By Will Soutter
National Science Foundation (NSF) has reported that North Carolina State University (NC State) will head a national nanotechnology research initiative to develop self-powered devices to monitor people’s health and know the impact of surrounding environment on it.
ASSIST aims to produce self-powered health-monitoring devices that can be worn on the wrist.
The NSF Nanosystems Engineering Research Center for Advanced Self-Powered Systems of Integrated Sensors and Technologies (ASSIST) is a collaborative initiative between NC State and partners, including the University of Virginia, Pennsylvania State University, and Florida International University. The center will be headquartered in the Larry K. Monteith Engineering Research Center located on the Centennial Campus of NC State.
NSF funded an initial grant worth $18.5 million to center for five years. The grant can be renewed for another five years, followed by a two-year selection procedure by the federal agency. The center also comprises nearly 30 industry partners and five affiliated universities in its worldwide research consortium.
ASSIST scientists will devise self-powered health monitoring devices and sensors by utilizing nanomaterials, piezoelectric and thermoelectric materials, which generate power using the body motion and heat as a source. They want to make the devices to be worn in many ways as a patch on the chest, a watch on the wrist, and a cap on the tooth, based on the biological system to be monitored.
These self-powered devices eliminate the necessity to change or recharge batteries. They hold the potential in revolutionizing the healthcare industry by enhancing the way of interpreting key health data. On a larger scale, they will help lawmakers design better environmental policy. They can also play a crucial role in reducing national health care costs by helping people to take better decisions to live a healthy life.
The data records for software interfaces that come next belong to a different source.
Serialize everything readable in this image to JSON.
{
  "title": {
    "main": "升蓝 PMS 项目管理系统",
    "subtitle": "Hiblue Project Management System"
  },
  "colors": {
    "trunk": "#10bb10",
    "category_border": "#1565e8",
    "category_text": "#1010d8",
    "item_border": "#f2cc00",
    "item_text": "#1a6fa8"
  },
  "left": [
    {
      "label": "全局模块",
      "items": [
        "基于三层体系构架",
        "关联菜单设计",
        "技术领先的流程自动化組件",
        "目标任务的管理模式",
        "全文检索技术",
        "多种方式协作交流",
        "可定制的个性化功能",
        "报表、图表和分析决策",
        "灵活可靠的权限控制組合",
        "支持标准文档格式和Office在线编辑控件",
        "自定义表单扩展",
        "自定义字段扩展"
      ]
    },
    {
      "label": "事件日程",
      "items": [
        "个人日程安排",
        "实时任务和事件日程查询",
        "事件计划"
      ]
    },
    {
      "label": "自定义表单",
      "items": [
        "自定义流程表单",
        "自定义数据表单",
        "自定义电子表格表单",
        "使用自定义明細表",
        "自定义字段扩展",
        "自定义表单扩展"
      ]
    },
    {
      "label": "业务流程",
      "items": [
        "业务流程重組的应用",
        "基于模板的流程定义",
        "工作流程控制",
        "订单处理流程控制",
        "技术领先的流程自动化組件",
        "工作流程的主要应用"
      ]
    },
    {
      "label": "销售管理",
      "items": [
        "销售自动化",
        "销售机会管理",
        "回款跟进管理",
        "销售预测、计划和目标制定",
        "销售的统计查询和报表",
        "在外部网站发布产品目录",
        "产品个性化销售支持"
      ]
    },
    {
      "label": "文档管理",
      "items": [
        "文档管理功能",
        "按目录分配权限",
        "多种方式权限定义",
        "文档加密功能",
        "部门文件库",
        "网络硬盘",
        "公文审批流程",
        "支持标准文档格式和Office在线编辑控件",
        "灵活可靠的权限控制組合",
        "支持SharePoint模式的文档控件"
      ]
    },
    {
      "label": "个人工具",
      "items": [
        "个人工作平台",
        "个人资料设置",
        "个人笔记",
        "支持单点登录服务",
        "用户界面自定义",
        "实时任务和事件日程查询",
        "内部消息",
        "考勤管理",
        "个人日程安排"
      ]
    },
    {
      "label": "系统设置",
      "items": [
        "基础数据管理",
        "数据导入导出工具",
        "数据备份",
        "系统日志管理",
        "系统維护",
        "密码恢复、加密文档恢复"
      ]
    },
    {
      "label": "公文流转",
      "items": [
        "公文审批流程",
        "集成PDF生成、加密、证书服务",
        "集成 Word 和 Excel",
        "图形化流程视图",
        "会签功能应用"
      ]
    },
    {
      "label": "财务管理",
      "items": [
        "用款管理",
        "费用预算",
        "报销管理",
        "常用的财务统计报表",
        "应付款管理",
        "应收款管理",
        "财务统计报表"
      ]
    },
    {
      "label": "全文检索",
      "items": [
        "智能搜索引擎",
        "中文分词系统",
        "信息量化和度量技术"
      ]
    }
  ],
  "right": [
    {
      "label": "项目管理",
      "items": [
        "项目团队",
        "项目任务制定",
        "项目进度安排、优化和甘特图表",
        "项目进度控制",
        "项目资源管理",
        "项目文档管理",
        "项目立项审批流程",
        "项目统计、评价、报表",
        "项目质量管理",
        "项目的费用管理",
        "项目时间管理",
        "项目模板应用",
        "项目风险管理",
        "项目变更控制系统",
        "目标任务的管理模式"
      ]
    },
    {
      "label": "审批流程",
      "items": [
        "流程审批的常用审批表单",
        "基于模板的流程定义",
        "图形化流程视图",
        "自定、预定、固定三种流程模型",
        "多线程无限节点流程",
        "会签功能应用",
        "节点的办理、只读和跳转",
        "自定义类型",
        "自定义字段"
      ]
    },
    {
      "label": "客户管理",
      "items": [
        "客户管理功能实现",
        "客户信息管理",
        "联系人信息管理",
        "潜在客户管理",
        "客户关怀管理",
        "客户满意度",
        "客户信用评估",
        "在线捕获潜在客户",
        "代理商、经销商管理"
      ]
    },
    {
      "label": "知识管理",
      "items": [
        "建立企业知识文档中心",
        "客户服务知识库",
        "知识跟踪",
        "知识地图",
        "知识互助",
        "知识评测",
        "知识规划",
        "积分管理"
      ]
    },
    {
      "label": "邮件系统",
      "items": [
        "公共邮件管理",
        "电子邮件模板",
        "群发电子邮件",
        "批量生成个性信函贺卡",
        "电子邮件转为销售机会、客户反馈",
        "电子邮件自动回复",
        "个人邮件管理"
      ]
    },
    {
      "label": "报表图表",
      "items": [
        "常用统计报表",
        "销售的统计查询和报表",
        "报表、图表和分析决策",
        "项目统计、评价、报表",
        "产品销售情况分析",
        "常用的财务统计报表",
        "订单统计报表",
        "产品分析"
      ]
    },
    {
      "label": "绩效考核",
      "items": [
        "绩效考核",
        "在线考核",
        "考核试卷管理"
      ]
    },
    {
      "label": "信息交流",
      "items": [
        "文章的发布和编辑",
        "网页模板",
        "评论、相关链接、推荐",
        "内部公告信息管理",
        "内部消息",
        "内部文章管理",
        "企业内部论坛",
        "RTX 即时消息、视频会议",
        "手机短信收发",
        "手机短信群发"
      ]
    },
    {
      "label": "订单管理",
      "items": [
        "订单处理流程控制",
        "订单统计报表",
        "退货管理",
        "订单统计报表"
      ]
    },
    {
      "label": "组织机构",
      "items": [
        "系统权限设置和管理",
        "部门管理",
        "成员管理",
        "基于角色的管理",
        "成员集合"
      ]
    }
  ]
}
At ASSIST headquarters, the scientists will work on the development of thermoelectric materials and nanosensors, which glean health data such as oxygen levels, heart rates and respiration data from the body. Moreover, they will develop methods to integrate their technology into wearable devices.
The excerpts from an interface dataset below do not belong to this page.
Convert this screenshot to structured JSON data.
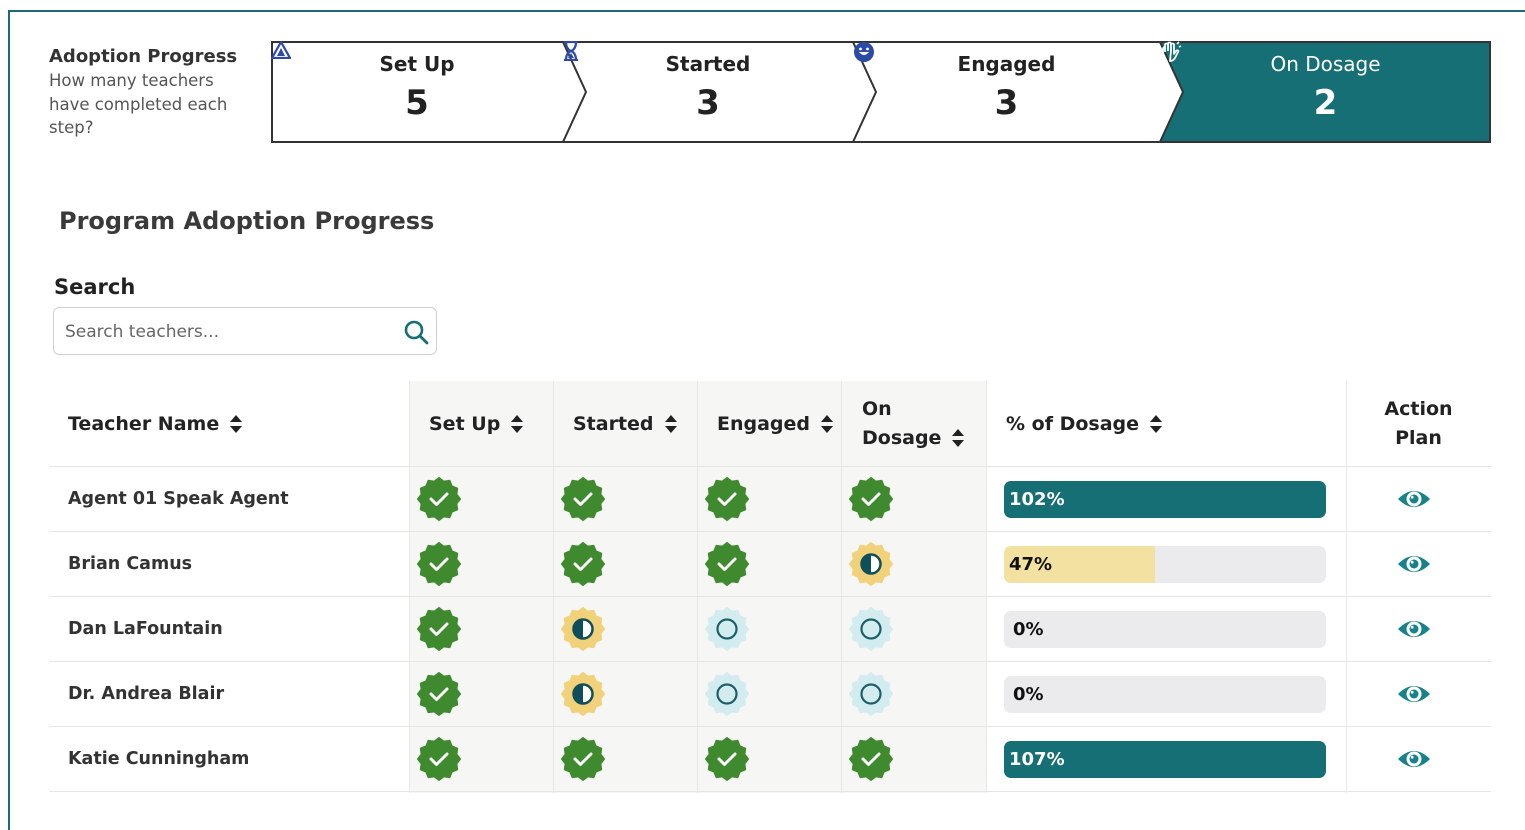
{
  "adoption": {
    "title": "Adoption Progress",
    "description": "How many teachers have completed each step?",
    "steps": [
      {
        "label": "Set Up",
        "count": "5",
        "icon": "warning-triangle-icon"
      },
      {
        "label": "Started",
        "count": "3",
        "icon": "hourglass-icon"
      },
      {
        "label": "Engaged",
        "count": "3",
        "icon": "smile-icon"
      },
      {
        "label": "On Dosage",
        "count": "2",
        "icon": "waving-hand-icon",
        "active": true
      }
    ]
  },
  "section_title": "Program Adoption Progress",
  "search": {
    "label": "Search",
    "placeholder": "Search teachers..."
  },
  "table": {
    "headers": {
      "name": "Teacher Name",
      "setup": "Set Up",
      "started": "Started",
      "engaged": "Engaged",
      "on_dosage_1": "On",
      "on_dosage_2": "Dosage",
      "pct": "% of Dosage",
      "action_1": "Action",
      "action_2": "Plan"
    },
    "rows": [
      {
        "name": "Agent 01 Speak Agent",
        "setup": "complete",
        "started": "complete",
        "engaged": "complete",
        "on_dosage": "complete",
        "pct_label": "102%",
        "pct": 1.02
      },
      {
        "name": "Brian Camus",
        "setup": "complete",
        "started": "complete",
        "engaged": "complete",
        "on_dosage": "partial",
        "pct_label": "47%",
        "pct": 0.47
      },
      {
        "name": "Dan LaFountain",
        "setup": "complete",
        "started": "partial",
        "engaged": "empty",
        "on_dosage": "empty",
        "pct_label": "0%",
        "pct": 0
      },
      {
        "name": "Dr. Andrea Blair",
        "setup": "complete",
        "started": "partial",
        "engaged": "empty",
        "on_dosage": "empty",
        "pct_label": "0%",
        "pct": 0
      },
      {
        "name": "Katie Cunningham",
        "setup": "complete",
        "started": "complete",
        "engaged": "complete",
        "on_dosage": "complete",
        "pct_label": "107%",
        "pct": 1.07
      }
    ]
  },
  "colors": {
    "teal": "#156f75",
    "green": "#3f8a2e",
    "yellow": "#f1d27a",
    "light_blue": "#d3ecf0",
    "bar_yellow": "#f2e1a0"
  }
}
Penn State scientists will develop innovative energy-efficient transistors and piezoelectric materials and the University of Virginia researchers will find ways to develop energy-efficient systems, while the Florida International University scientists will fabricate sensors, which can garner the body’s biochemical signals such as stress levels.
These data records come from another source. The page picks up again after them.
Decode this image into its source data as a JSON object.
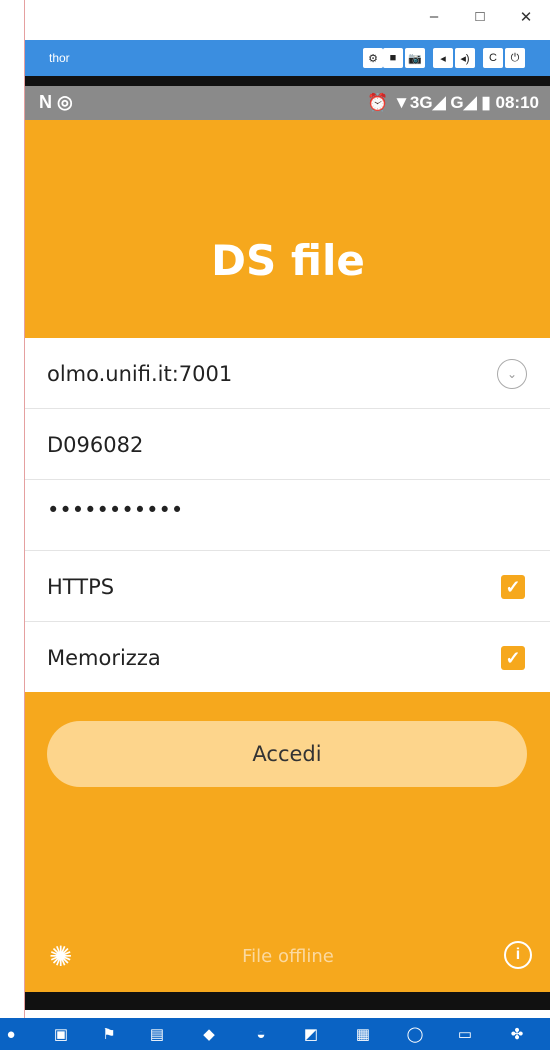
{
  "window": {
    "minimize_glyph": "–",
    "maximize_glyph": "□",
    "close_glyph": "✕"
  },
  "emulator": {
    "name": "thor",
    "buttons": [
      "⚙",
      "■",
      "📷",
      "◂",
      "◂)",
      "C",
      "⏻"
    ]
  },
  "status_bar": {
    "left": "N ◎",
    "right": "⏰ ▼3G◢ G◢ ▮ 08:10"
  },
  "app": {
    "title": "DS file",
    "server": "olmo.unifi.it:7001",
    "username": "D096082",
    "password": "•••••••••••",
    "https_label": "HTTPS",
    "https_checked": true,
    "remember_label": "Memorizza",
    "remember_checked": true,
    "checkmark": "✓",
    "chevron": "⌄",
    "login_label": "Accedi",
    "offline_label": "File offline",
    "settings_icon": "gear-icon",
    "info_icon": "info-icon",
    "info_glyph": "i",
    "settings_glyph": "✺"
  },
  "colors": {
    "accent": "#f6a81d",
    "button": "#fdd58c",
    "emulator_bar": "#3b8ee0",
    "taskbar": "#0a63c4"
  },
  "taskbar": {
    "icons": [
      "●",
      "▣",
      "⚑",
      "▤",
      "◆",
      "◒",
      "◩",
      "▦",
      "◯",
      "▭",
      "✤"
    ]
  }
}
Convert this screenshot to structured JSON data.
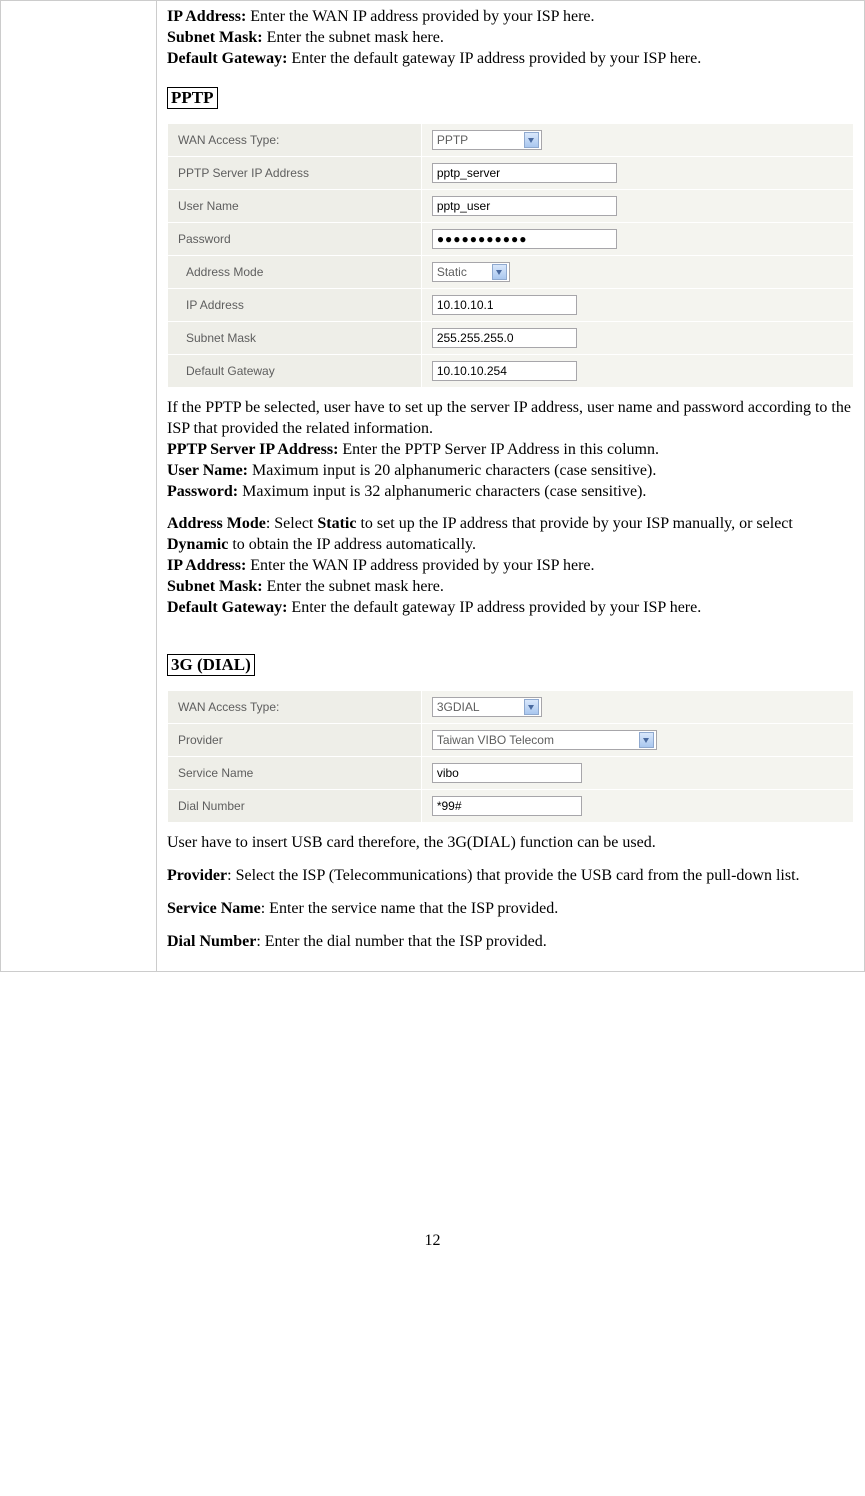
{
  "intro": {
    "ip_label": "IP Address:",
    "ip_text": " Enter the WAN IP address provided by your ISP here.",
    "subnet_label": "Subnet Mask:",
    "subnet_text": " Enter the subnet mask here.",
    "gw_label": "Default Gateway:",
    "gw_text": " Enter the default gateway IP address provided by your ISP here."
  },
  "section_pptp_heading": "PPTP",
  "pptp_form": {
    "rows": {
      "wan_label": "WAN Access Type:",
      "wan_value": "PPTP",
      "server_label": "PPTP Server IP Address",
      "server_value": "pptp_server",
      "user_label": "User Name",
      "user_value": "pptp_user",
      "pass_label": "Password",
      "pass_value": "●●●●●●●●●●●",
      "mode_label": "Address Mode",
      "mode_value": "Static",
      "ip_label": "IP Address",
      "ip_value": "10.10.10.1",
      "subnet_label": "Subnet Mask",
      "subnet_value": "255.255.255.0",
      "gw_label": "Default Gateway",
      "gw_value": "10.10.10.254"
    }
  },
  "pptp_desc": {
    "intro": "If the PPTP be selected, user have to set up the server IP address, user name and password according to the ISP that provided the related information.",
    "server_label": "PPTP Server IP Address:",
    "server_text": " Enter the PPTP Server IP Address in this column.",
    "user_label": "User Name:",
    "user_text": " Maximum input is 20 alphanumeric characters (case sensitive).",
    "pass_label": "Password:",
    "pass_text": " Maximum input is 32 alphanumeric characters (case sensitive).",
    "mode_label": "Address Mode",
    "mode_pre": ": Select ",
    "mode_static": "Static",
    "mode_mid": " to set up the IP address that provide by your ISP manually, or select ",
    "mode_dynamic": "Dynamic",
    "mode_post": " to obtain the IP address automatically.",
    "ip_label": "IP Address:",
    "ip_text": " Enter the WAN IP address provided by your ISP here.",
    "subnet_label": "Subnet Mask:",
    "subnet_text": " Enter the subnet mask here.",
    "gw_label": "Default Gateway:",
    "gw_text": " Enter the default gateway IP address provided by your ISP here."
  },
  "section_3g_heading": "3G (DIAL)",
  "dial_form": {
    "rows": {
      "wan_label": "WAN Access Type:",
      "wan_value": "3GDIAL",
      "provider_label": "Provider",
      "provider_value": "Taiwan VIBO Telecom",
      "service_label": "Service Name",
      "service_value": "vibo",
      "dial_label": "Dial Number",
      "dial_value": "*99#"
    }
  },
  "dial_desc": {
    "intro": "User have to insert USB card therefore, the 3G(DIAL) function can be used.",
    "provider_label": "Provider",
    "provider_text": ": Select the ISP (Telecommunications) that provide the USB card from the pull-down list.",
    "service_label": "Service Name",
    "service_text": ": Enter the service name that the ISP provided.",
    "dial_label": "Dial Number",
    "dial_text": ": Enter the dial number that the ISP provided."
  },
  "page_number": "12"
}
The resulting technology together with low-power radios designed by the University of Michigan will be utilized to analyze and send health information gleaned by the sensors to consumer devices such as smart phones and computers. This data can then be easily interpreted by researchers, doctors and patients. The University of North Carolina at Chapel Hill will provide the medical guidance and organize testing the of ASSIST’s technology. ASSIST will also work with industry partners for the commercialization of its smart technology.